All these characters were in the first Alice adventure, so beloved in the 1951 Disney animated film.

New characters from “Looking Glass” are Tweedle Dum and Tweedle Dee (Matt Lucas) and Bayard the bloodhound (Timothy Spall).

The tea table is in ruins and the forest is a wasteland ever since the evil Red Queen (Helena Bonham Carter) has wrested power and the magical Vorpal Sword from her kind sister, the White Queen (Anne Hathaway, looking like a wraith in white).

Through the magic of CG animation, the Red Queen has a normal sized body but an enormous head, with Carter’s eyes and mouth but not much else.

The queen is very sensitive about her appearance, and in deference to her power, her subjects affect deformities too.

It’s all very Tim Burton, and so is the villainous Knave of Hearts (Crispen Glover), the Queen’s chief toady and enforcer.

A conflict between good and evil is inevitable, and the battle between red and white, played on a giant chess board, is a sight to behold.

Burton overdoes it a bit with his CG violence. Who really wants to see a decapitation, or guts spewing in a children’s story?

Purists will not like the contemporary liberties, but “Alice in Wonderland” is a story for all ages, and as such it will be re-interpreted at regular intervals.

I think this is Tim Burton’s best work yet, with a lot of help from his talented friends.

Tuesday, March 2, 2010

A Dance Called Old Man & The Sea

A New Take on a Prize-Winning 1952 Hemingway Classic

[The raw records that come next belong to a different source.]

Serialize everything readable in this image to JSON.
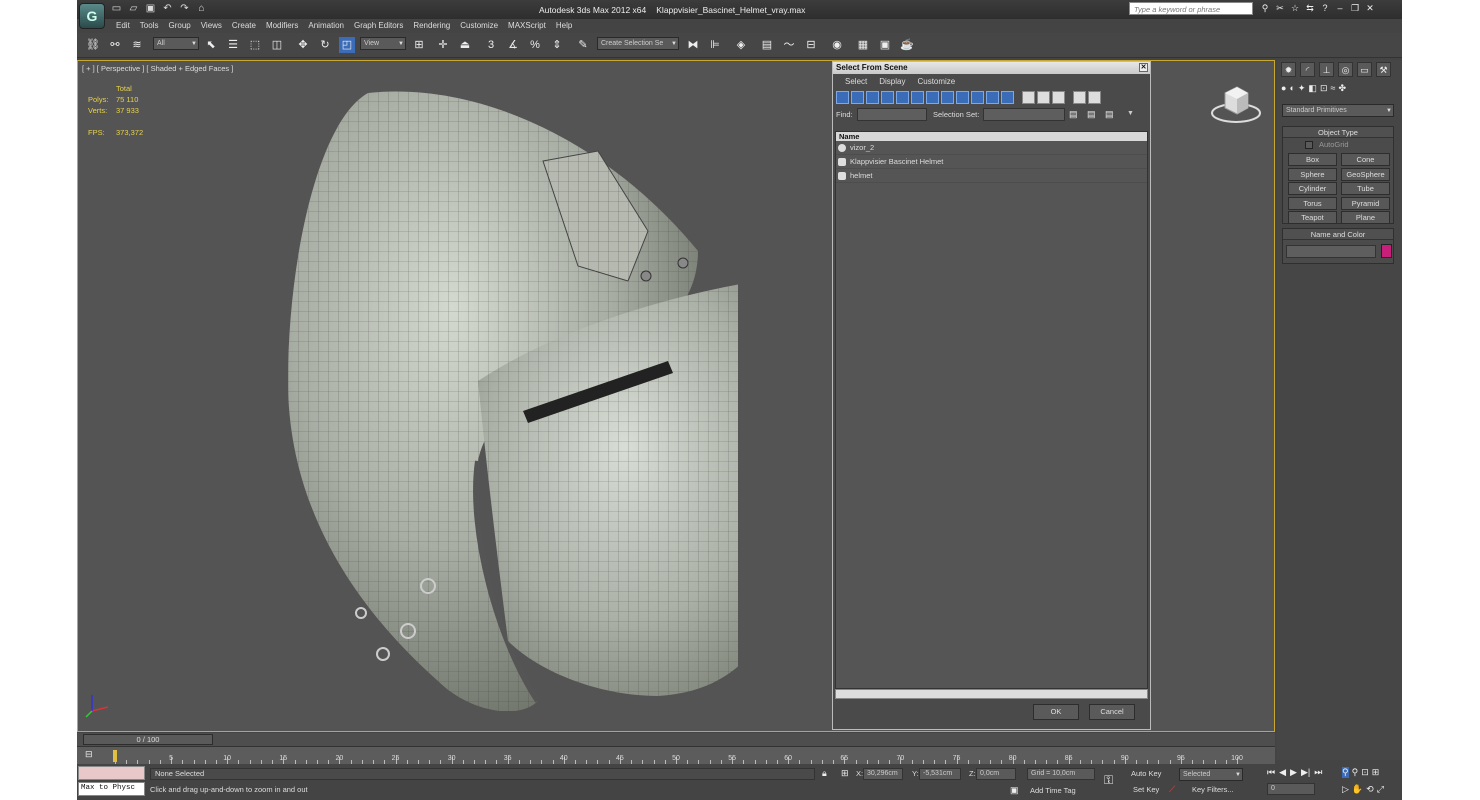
{
  "app": {
    "title": "Autodesk 3ds Max  2012 x64",
    "filename": "Klappvisier_Bascinet_Helmet_vray.max",
    "search_placeholder": "Type a keyword or phrase"
  },
  "menu": [
    "Edit",
    "Tools",
    "Group",
    "Views",
    "Create",
    "Modifiers",
    "Animation",
    "Graph Editors",
    "Rendering",
    "Customize",
    "MAXScript",
    "Help"
  ],
  "toolbar": {
    "filter": "All",
    "ref_coord": "View",
    "selection_set": "Create Selection Se"
  },
  "viewport": {
    "label": "[ + ] [ Perspective ] [ Shaded + Edged Faces ]",
    "stats_header": "Total",
    "polys_label": "Polys:",
    "polys": "75 110",
    "verts_label": "Verts:",
    "verts": "37 933",
    "fps_label": "FPS:",
    "fps": "373,372"
  },
  "dialog": {
    "title": "Select From Scene",
    "menu": [
      "Select",
      "Display",
      "Customize"
    ],
    "find_label": "Find:",
    "selset_label": "Selection Set:",
    "column": "Name",
    "items": [
      "vizor_2",
      "Klappvisier Bascinet Helmet",
      "helmet"
    ],
    "ok": "OK",
    "cancel": "Cancel"
  },
  "cmd": {
    "category": "Standard Primitives",
    "object_type": "Object Type",
    "autogrid": "AutoGrid",
    "primitives": [
      "Box",
      "Cone",
      "Sphere",
      "GeoSphere",
      "Cylinder",
      "Tube",
      "Torus",
      "Pyramid",
      "Teapot",
      "Plane"
    ],
    "name_color": "Name and Color",
    "swatch": "#c8207a"
  },
  "timeline": {
    "frame": "0 / 100",
    "ticks": [
      "0",
      "5",
      "10",
      "15",
      "20",
      "25",
      "30",
      "35",
      "40",
      "45",
      "50",
      "55",
      "60",
      "65",
      "70",
      "75",
      "80",
      "85",
      "90",
      "95",
      "100"
    ]
  },
  "status": {
    "maxscript": "Max to Physc",
    "selection": "None Selected",
    "prompt": "Click and drag up-and-down to zoom in and out",
    "x_label": "X:",
    "x": "30,296cm",
    "y_label": "Y:",
    "y": "-5,531cm",
    "z_label": "Z:",
    "z": "0,0cm",
    "grid": "Grid = 10,0cm",
    "add_time_tag": "Add Time Tag",
    "auto_key": "Auto Key",
    "set_key": "Set Key",
    "key_mode": "Selected",
    "key_filters": "Key Filters...",
    "frame_field": "0"
  }
}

In his introduction to "The Old Man and the Sea," which is onstage through March 28 in Boca Raton, director Clive Cholerton likens Caldwell Theatre's struggle for survival to that of Santiago, the old Cuban fisherman who hooks a giant marlin to large to land in his boat.
One hopes Caldwell does better in its battle than Santiago, and more like his creator.
For author Ernest Hemingway, "Old Man and the Sea" was a personal victory after a ten-year creative dry spell, and a vindication of his work from critics, who lambasted him for his last novel, "Across the River and Into the Trees."
The short novella "Old Man" won the Pulitzer Prize in 1953 and the Nobel Prize in 1954, restoring Hemingway's reputation.
Caldwell's production is a new adaptation by Eric Ting and Craig Siebels, with music by John Gromanda.
"Old Man" is performed almost like an extended dance. Guitarist-singer Leajato Amara Robinson prowls the stage, striking poses and dashing off bits of Flamenco-Cuban-style music.
Santiago (David Pendleton) is in a dance too; a dance of death with a fish larger than any he has ever seen.
The third member of the dance is Manolin (Ismael Cruz Cordova), Santiago's young apprentice.
Manolin's parents have come to fell Santiago is cursed after spending 84 days at sea without a single catch.
So Santiago is alone on the 85th day, and he ventures out to sea farther than he has ever been before.
There are all sorts of allegorical theories regarding "Old Man." Biblical references are many, as are literary references.
This streamlined version strips the dialogue to poetic snatches uttered by the old man and his admiring, baseball-loving apprentice, who idolizes New York yankee great Joe DiMaggio.
The audience must use its imagination to picture Santiago's opponents in battle: first the great marlin, then the maurading sharks that savage his prize.
In the book and in the movie the man vs marlin and man vs shark massacre are spelled out in great detail.
I have indelible memories of the 1958 film, which earned Spencer Tracy a Best Actor Academy Award for his Santiago.
David Pendleton faces a tremendous challenge taking on such a well-known role, but I think he acquits himself beautifully, with mime gestures and ballet-like moves.
Both Ismael Cordova and Laejato Robinson are magnetic stage presences, and they harmonize perfectly both in their movement and in vocal duets.
This is highly stylized theater. It is not an action-thriller. It is more a meditation on the meaning of life and the necessity of struggle, even if it seems futile.
Hemingway was an "old man" of 53 when this story was published. No doubt the success of the book bought him a few more years.
Let us hope Caldwell prevails against the great marlin of debt and the sharks that circle in bankers' suits.
Tickets are $34 and $55. call 561-241-7432 or 877-245-7432 or visit